SCOTTSDALE, Ariz. — Gary Woodland was practicing at TPC Scottsdale on Sunday when the news of Kobe Bryant’s death broke. At first he tried to figure out if it was real, then a wave of emotion swept over him.
Part of the reason: Woodland is himself a father of young children, and Bryant’s impact was transcendent.
“He shut the world down for a day,” Woodland said Wednesday. “It’s the people, the stories, and he’s one of those guys where I never met him, but I feel like I knew him. And that’s the impact I think that Amy’s had as well. People, even if you don’t know her, you felt like you know her.”
The Amy that Woodland was talking about is Amy Bockerstette.
It was a year ago at TPC Scottsdale where she and Woodland were introduced to one another on the famed 16th hole, through an arrangement by the PGA Tour. Bockerstette, 21, has Down syndrome and is the first person with the condition to have received an athletic scholarship to attend college, at Paradise Valley Community College in nearby Phoenix. On that day, Woodland asked Bockerstette if she’d like to hit a shot on the par-3 during the pro-am. She did, knocking her tee shot into a greenside bunker before getting up-and-down for par. Video of the moment went viral and it has since been seen more than 44 million times.
Wednesday, the two were reunited. A lot has changed in the 12 months since they met. Woodland is a major champion, having won the U.S. Open at Pebble Beach last June, and Bockerstette an instant celebrity with a foundation that launched in October which promotes golf instruction and play for people with intellectual disabilities.
“The impact of the U.S. Open was cool from a personal standpoint,” Woodland said. “It gives me a lot of confidence. I show up to golf tournaments, now I know I’m a major champion, I know I can beat the best players in the world any given week, so that’s special.
“From an impact that Amy’s had on me, that’s changed me in everyday life, being a positive attitude, loving people, staying in the moment. That will help you on and off the golf course anywhere you go. That’s the way I try to live right now. I’m trying to instill that in my kids and my family and that’s because spending time with her.”
Which brings us, for a moment, back to the sudden and tragic death of Bryant, his 13-year-old daughter GiGi and the seven others, including three other teenagers, who perished in a helicopter crash near Los Angeles on Sunday morning.

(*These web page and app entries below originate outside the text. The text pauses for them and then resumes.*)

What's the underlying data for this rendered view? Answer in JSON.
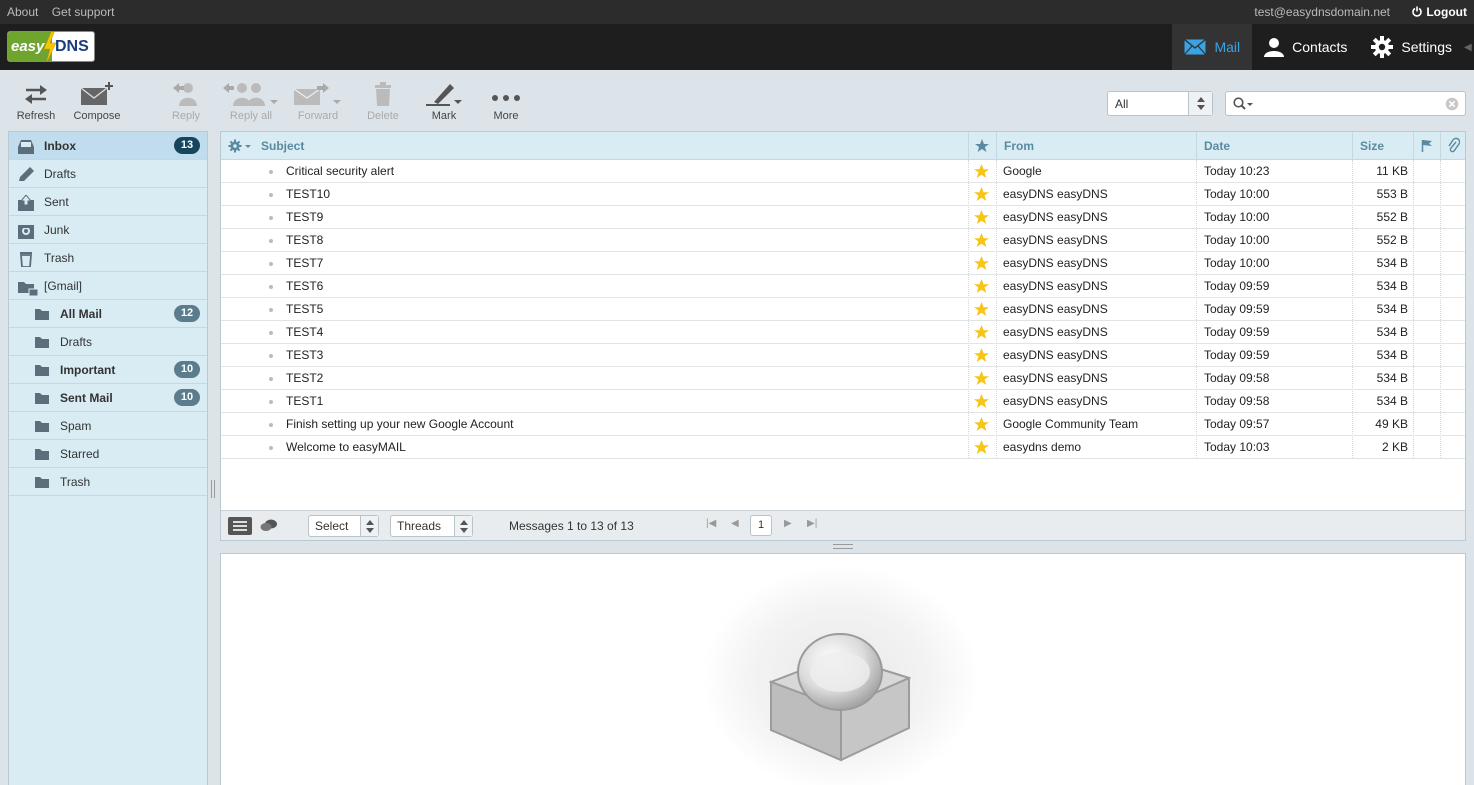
{
  "topline": {
    "links": [
      "About",
      "Get support"
    ],
    "user": "test@easydnsdomain.net",
    "logout": "Logout"
  },
  "logo": {
    "part1": "easy",
    "part2": "DNS"
  },
  "topnav": [
    {
      "label": "Mail",
      "icon": "envelope-icon",
      "active": true
    },
    {
      "label": "Contacts",
      "icon": "person-icon",
      "active": false
    },
    {
      "label": "Settings",
      "icon": "gear-icon",
      "active": false
    }
  ],
  "toolbar": {
    "refresh": "Refresh",
    "compose": "Compose",
    "reply": "Reply",
    "reply_all": "Reply all",
    "forward": "Forward",
    "delete": "Delete",
    "mark": "Mark",
    "more": "More",
    "filter_value": "All",
    "search_placeholder": ""
  },
  "folders": [
    {
      "name": "Inbox",
      "icon": "inbox-icon",
      "count": "13",
      "active": true
    },
    {
      "name": "Drafts",
      "icon": "pencil-icon",
      "count": ""
    },
    {
      "name": "Sent",
      "icon": "sent-icon",
      "count": ""
    },
    {
      "name": "Junk",
      "icon": "junk-icon",
      "count": ""
    },
    {
      "name": "Trash",
      "icon": "trash-icon",
      "count": ""
    },
    {
      "name": "[Gmail]",
      "icon": "folder-group-icon",
      "count": ""
    },
    {
      "name": "All Mail",
      "icon": "folder-icon",
      "count": "12",
      "sub": true,
      "bold": true
    },
    {
      "name": "Drafts",
      "icon": "folder-icon",
      "count": "",
      "sub": true
    },
    {
      "name": "Important",
      "icon": "folder-icon",
      "count": "10",
      "sub": true,
      "bold": true
    },
    {
      "name": "Sent Mail",
      "icon": "folder-icon",
      "count": "10",
      "sub": true,
      "bold": true
    },
    {
      "name": "Spam",
      "icon": "folder-icon",
      "count": "",
      "sub": true
    },
    {
      "name": "Starred",
      "icon": "folder-icon",
      "count": "",
      "sub": true
    },
    {
      "name": "Trash",
      "icon": "folder-icon",
      "count": "",
      "sub": true
    }
  ],
  "columns": {
    "subject": "Subject",
    "from": "From",
    "date": "Date",
    "size": "Size"
  },
  "messages": [
    {
      "subject": "Critical security alert",
      "from": "Google",
      "date": "Today 10:23",
      "size": "11 KB"
    },
    {
      "subject": "TEST10",
      "from": "easyDNS easyDNS",
      "date": "Today 10:00",
      "size": "553 B"
    },
    {
      "subject": "TEST9",
      "from": "easyDNS easyDNS",
      "date": "Today 10:00",
      "size": "552 B"
    },
    {
      "subject": "TEST8",
      "from": "easyDNS easyDNS",
      "date": "Today 10:00",
      "size": "552 B"
    },
    {
      "subject": "TEST7",
      "from": "easyDNS easyDNS",
      "date": "Today 10:00",
      "size": "534 B"
    },
    {
      "subject": "TEST6",
      "from": "easyDNS easyDNS",
      "date": "Today 09:59",
      "size": "534 B"
    },
    {
      "subject": "TEST5",
      "from": "easyDNS easyDNS",
      "date": "Today 09:59",
      "size": "534 B"
    },
    {
      "subject": "TEST4",
      "from": "easyDNS easyDNS",
      "date": "Today 09:59",
      "size": "534 B"
    },
    {
      "subject": "TEST3",
      "from": "easyDNS easyDNS",
      "date": "Today 09:59",
      "size": "534 B"
    },
    {
      "subject": "TEST2",
      "from": "easyDNS easyDNS",
      "date": "Today 09:58",
      "size": "534 B"
    },
    {
      "subject": "TEST1",
      "from": "easyDNS easyDNS",
      "date": "Today 09:58",
      "size": "534 B"
    },
    {
      "subject": "Finish setting up your new Google Account",
      "from": "Google Community Team",
      "date": "Today 09:57",
      "size": "49 KB"
    },
    {
      "subject": "Welcome to easyMAIL",
      "from": "easydns demo",
      "date": "Today 10:03",
      "size": "2 KB"
    }
  ],
  "footer": {
    "select": "Select",
    "threads": "Threads",
    "count": "Messages 1 to 13 of 13",
    "page": "1"
  },
  "colors": {
    "accent": "#3aa3e3",
    "star": "#f5c518",
    "badge": "#5a7c8c",
    "badge_active": "#15465e"
  }
}
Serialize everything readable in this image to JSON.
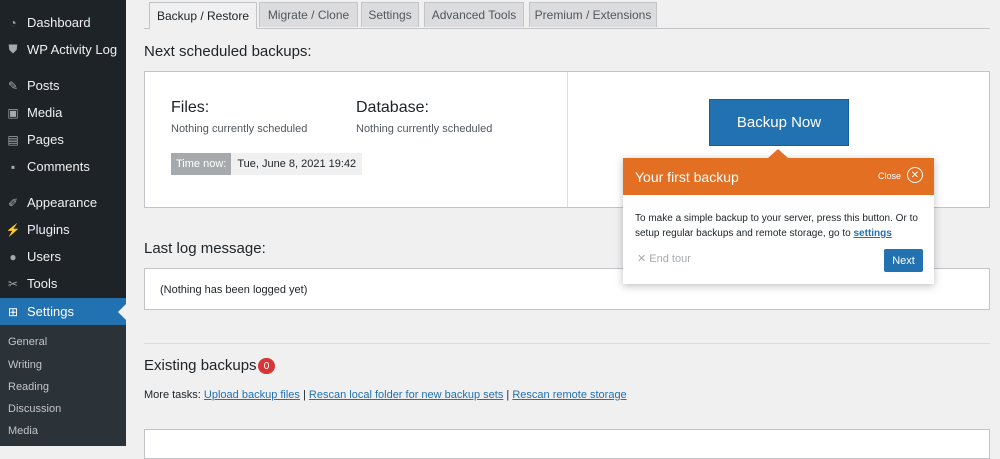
{
  "sidebar": {
    "items": [
      {
        "label": "Dashboard",
        "icon": "dashboard-icon",
        "glyph": "◔"
      },
      {
        "label": "WP Activity Log",
        "icon": "shield-icon",
        "glyph": "⛊"
      },
      {
        "label": "Posts",
        "icon": "pin-icon",
        "glyph": "✎"
      },
      {
        "label": "Media",
        "icon": "media-icon",
        "glyph": "▣"
      },
      {
        "label": "Pages",
        "icon": "pages-icon",
        "glyph": "▤"
      },
      {
        "label": "Comments",
        "icon": "comments-icon",
        "glyph": "▪"
      },
      {
        "label": "Appearance",
        "icon": "brush-icon",
        "glyph": "✐"
      },
      {
        "label": "Plugins",
        "icon": "plug-icon",
        "glyph": "⚡"
      },
      {
        "label": "Users",
        "icon": "users-icon",
        "glyph": "●"
      },
      {
        "label": "Tools",
        "icon": "wrench-icon",
        "glyph": "✂"
      },
      {
        "label": "Settings",
        "icon": "settings-icon",
        "glyph": "⊞"
      }
    ],
    "submenu": [
      "General",
      "Writing",
      "Reading",
      "Discussion",
      "Media"
    ]
  },
  "tabs": [
    "Backup / Restore",
    "Migrate / Clone",
    "Settings",
    "Advanced Tools",
    "Premium / Extensions"
  ],
  "scheduled": {
    "heading": "Next scheduled backups:",
    "files_label": "Files:",
    "files_status": "Nothing currently scheduled",
    "db_label": "Database:",
    "db_status": "Nothing currently scheduled",
    "time_label": "Time now:",
    "time_value": "Tue, June 8, 2021 19:42",
    "backup_button": "Backup Now"
  },
  "log": {
    "heading": "Last log message:",
    "message": "(Nothing has been logged yet)"
  },
  "existing": {
    "heading": "Existing backups",
    "count": "0",
    "more_tasks_label": "More tasks:",
    "links": [
      "Upload backup files",
      "Rescan local folder for new backup sets",
      "Rescan remote storage"
    ]
  },
  "tour": {
    "title": "Your first backup",
    "close_label": "Close",
    "body_text": "To make a simple backup to your server, press this button. Or to setup regular backups and remote storage, go to",
    "body_link": "settings",
    "end_tour": "End tour",
    "next": "Next"
  },
  "colors": {
    "admin_bar": "#1d2327",
    "accent": "#2271b1",
    "tour_header": "#e26f22",
    "badge": "#d63638"
  }
}
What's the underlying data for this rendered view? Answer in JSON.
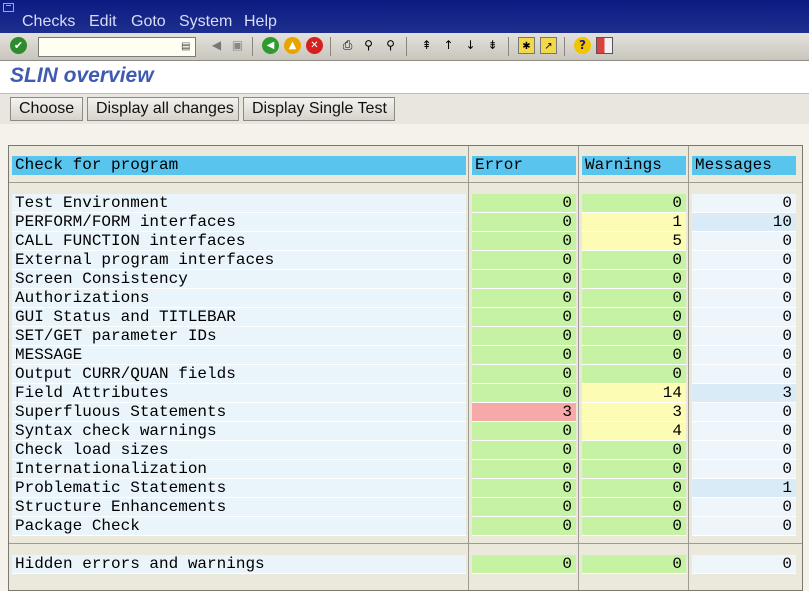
{
  "menu": [
    "Checks",
    "Edit",
    "Goto",
    "System",
    "Help"
  ],
  "toolbar_icons": [
    "enter-icon",
    "back-icon",
    "exit-icon",
    "cancel-icon",
    "print-icon",
    "find-icon",
    "find-next-icon",
    "first-page-icon",
    "prev-page-icon",
    "next-page-icon",
    "last-page-icon",
    "create-session-icon",
    "shortcut-icon",
    "help-icon",
    "layout-icon"
  ],
  "command_field": {
    "value": ""
  },
  "page_title": "SLIN overview",
  "buttons": {
    "choose": "Choose",
    "display_all_changes": "Display all changes",
    "display_single_test": "Display Single Test"
  },
  "table": {
    "headers": {
      "check": "Check for program",
      "error": "Error",
      "warnings": "Warnings",
      "messages": "Messages"
    },
    "rows": [
      {
        "label": "Test Environment",
        "error": "0",
        "warnings": "0",
        "messages": "0"
      },
      {
        "label": "PERFORM/FORM interfaces",
        "error": "0",
        "warnings": "1",
        "messages": "10"
      },
      {
        "label": "CALL FUNCTION interfaces",
        "error": "0",
        "warnings": "5",
        "messages": "0"
      },
      {
        "label": "External program interfaces",
        "error": "0",
        "warnings": "0",
        "messages": "0"
      },
      {
        "label": "Screen Consistency",
        "error": "0",
        "warnings": "0",
        "messages": "0"
      },
      {
        "label": "Authorizations",
        "error": "0",
        "warnings": "0",
        "messages": "0"
      },
      {
        "label": "GUI Status and TITLEBAR",
        "error": "0",
        "warnings": "0",
        "messages": "0"
      },
      {
        "label": "SET/GET parameter IDs",
        "error": "0",
        "warnings": "0",
        "messages": "0"
      },
      {
        "label": "MESSAGE",
        "error": "0",
        "warnings": "0",
        "messages": "0"
      },
      {
        "label": "Output CURR/QUAN fields",
        "error": "0",
        "warnings": "0",
        "messages": "0"
      },
      {
        "label": "Field Attributes",
        "error": "0",
        "warnings": "14",
        "messages": "3"
      },
      {
        "label": "Superfluous Statements",
        "error": "3",
        "warnings": "3",
        "messages": "0"
      },
      {
        "label": "Syntax check warnings",
        "error": "0",
        "warnings": "4",
        "messages": "0"
      },
      {
        "label": "Check load sizes",
        "error": "0",
        "warnings": "0",
        "messages": "0"
      },
      {
        "label": "Internationalization",
        "error": "0",
        "warnings": "0",
        "messages": "0"
      },
      {
        "label": "Problematic Statements",
        "error": "0",
        "warnings": "0",
        "messages": "1"
      },
      {
        "label": "Structure Enhancements",
        "error": "0",
        "warnings": "0",
        "messages": "0"
      },
      {
        "label": "Package Check",
        "error": "0",
        "warnings": "0",
        "messages": "0"
      }
    ],
    "total": {
      "label": "Hidden errors and warnings",
      "error": "0",
      "warnings": "0",
      "messages": "0"
    }
  },
  "colors": {
    "header": "#59c5ee",
    "ok": "#c5f3a3",
    "warning": "#fcfcb4",
    "error": "#f7a8a8",
    "message": "#d8ebf7",
    "title": "#3f5bb1"
  }
}
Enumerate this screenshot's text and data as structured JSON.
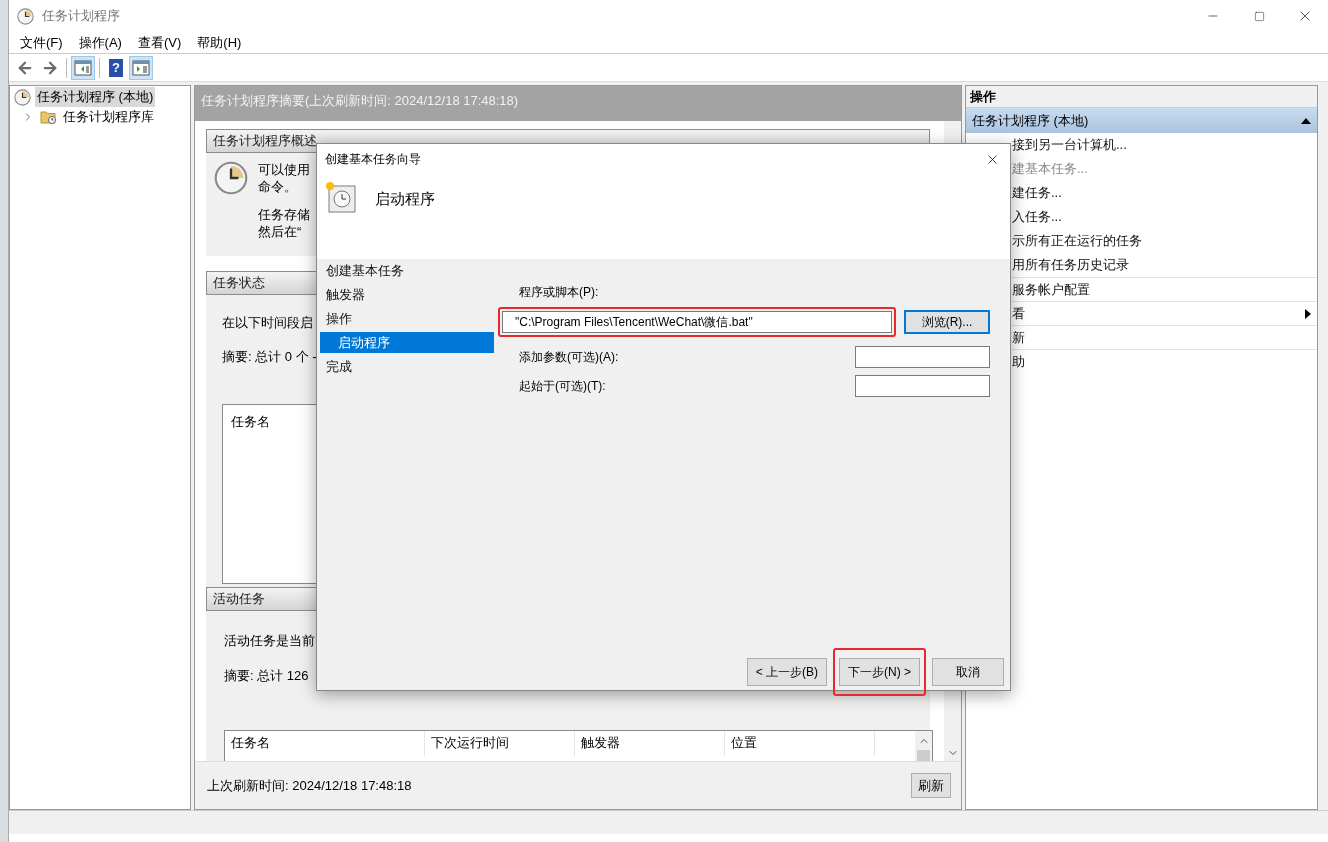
{
  "window": {
    "title": "任务计划程序"
  },
  "menu": [
    "文件(F)",
    "操作(A)",
    "查看(V)",
    "帮助(H)"
  ],
  "toolbar": [
    {
      "kind": "back",
      "pressed": false
    },
    {
      "kind": "forward",
      "pressed": false
    },
    {
      "kind": "tree_pane",
      "pressed": true
    },
    {
      "kind": "help",
      "pressed": false,
      "glyph": "?"
    },
    {
      "kind": "action_pane",
      "pressed": true
    }
  ],
  "tree": [
    {
      "label": "任务计划程序 (本地)",
      "selected": true,
      "children": [
        {
          "label": "任务计划程序库",
          "selected": false,
          "expanded": false
        }
      ]
    }
  ],
  "summary": {
    "header": "任务计划程序摘要(上次刷新时间: 2024/12/18 17:48:18)",
    "overview": {
      "title": "任务计划程序概述",
      "paragraphs": [
        [
          "可以使用",
          "命令。"
        ],
        [
          "任务存储",
          "然后在“"
        ]
      ]
    },
    "status": {
      "title": "任务状态",
      "lines": [
        "在以下时间段启",
        "摘要: 总计 0 个 -"
      ],
      "list_header": "任务名"
    },
    "active": {
      "title": "活动任务",
      "lines": [
        "活动任务是当前",
        "摘要: 总计 126"
      ],
      "table": {
        "columns": [
          "任务名",
          "下次运行时间",
          "触发器",
          "位置"
        ]
      }
    },
    "last_refresh": "上次刷新时间: 2024/12/18 17:48:18",
    "refresh_button": "刷新"
  },
  "actions": {
    "header": "操作",
    "group": {
      "label": "任务计划程序 (本地)",
      "expanded": true
    },
    "items": [
      {
        "label": "接到另一台计算机...",
        "disabled": false,
        "divider_above": false,
        "submenu": false
      },
      {
        "label": "建基本任务...",
        "disabled": true,
        "divider_above": false,
        "submenu": false
      },
      {
        "label": "建任务...",
        "disabled": false,
        "divider_above": false,
        "submenu": false
      },
      {
        "label": "入任务...",
        "disabled": false,
        "divider_above": false,
        "submenu": false
      },
      {
        "label": "示所有正在运行的任务",
        "disabled": false,
        "divider_above": false,
        "submenu": false
      },
      {
        "label": "用所有任务历史记录",
        "disabled": false,
        "divider_above": false,
        "submenu": false
      },
      {
        "label": "服务帐户配置",
        "disabled": false,
        "divider_above": true,
        "submenu": false
      },
      {
        "label": "看",
        "disabled": false,
        "divider_above": true,
        "submenu": true
      },
      {
        "label": "新",
        "disabled": false,
        "divider_above": true,
        "submenu": false
      },
      {
        "label": "助",
        "disabled": false,
        "divider_above": true,
        "submenu": false
      }
    ]
  },
  "dialog": {
    "title": "创建基本任务向导",
    "heading": "启动程序",
    "steps": [
      {
        "label": "创建基本任务",
        "selected": false
      },
      {
        "label": "触发器",
        "selected": false
      },
      {
        "label": "操作",
        "selected": false,
        "children": [
          {
            "label": "启动程序",
            "selected": true
          }
        ]
      },
      {
        "label": "完成",
        "selected": false
      }
    ],
    "fields": [
      {
        "kind": "wide",
        "label": "程序或脚本(P):",
        "value": "\"C:\\Program Files\\Tencent\\WeChat\\微信.bat\"",
        "highlighted": true,
        "button": "浏览(R)..."
      },
      {
        "kind": "inline",
        "label": "添加参数(可选)(A):",
        "highlighted": false
      },
      {
        "kind": "inline",
        "label": "起始于(可选)(T):",
        "highlighted": false
      }
    ],
    "buttons": [
      {
        "label": "< 上一步(B)",
        "highlighted": false
      },
      {
        "label": "下一步(N) >",
        "highlighted": true
      },
      {
        "label": "取消",
        "highlighted": false
      }
    ]
  }
}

Bryant was the father of four girls — a #girldad, another item that went viral after ESPN anchor Elle Duncan’s emotional moment talking about the one time she’d met Bryant and their bonding over being parents of girls — and Woodland is the father of two girls, after his wife Gabby gave birth to twins last summer, as well as a boy, two-year-old Jaxson, who was born in 2017 when Woodland’s wife was again due with twins but lost a girl during pregnancy.
“It’s been an emotional week,” Woodland said. “When I think of Kobe now I think of the images of him with his daughter, with Gigi, on the basketball court, talking to her, getting back into the game because of her and the love she had for it.
“I’ve looked up to Kobe my whole life. I grew up in that generation with him dominating, so I’ve always wanted to be him, the way he worked on the basketball court, I wanted his work ethic. … Looking at him the last couple years I want to be like him as a father. I want to be able to spend time with my kids.”
Which is why on Tuesday Woodland brought his son onto the golf course with him for the first time during his practice round. Bryan’t passing was a cruel reminder of the fragility of life.
It was also a reminder of the impact he had, much the same way he had on Bockerstette and in turn Bockerstette had on him.
“I don’t know the impact that I’ve had on that compared to the impact she’s had. It’s been unbelievable,” Woodland said. “Everywhere I go I hear, ‘I got this,’ [and] people come up to me, I have adults come up to me crying because they have seen the video and they know somebody that has Down syndrome or it’s been, the impact that it’s had on other people has been tremendous. I had a kid come up to me in Maui this year after Saturday. I was going through the autograph line signing autographs talking to some kids and a kid came up to me and said, ‘Hey, I want to let you know I have special needs and I saw the video that you did with Amy and it makes me believe that I can be a normal kid.’ I got emotional there.
“That’s what it’s all about.”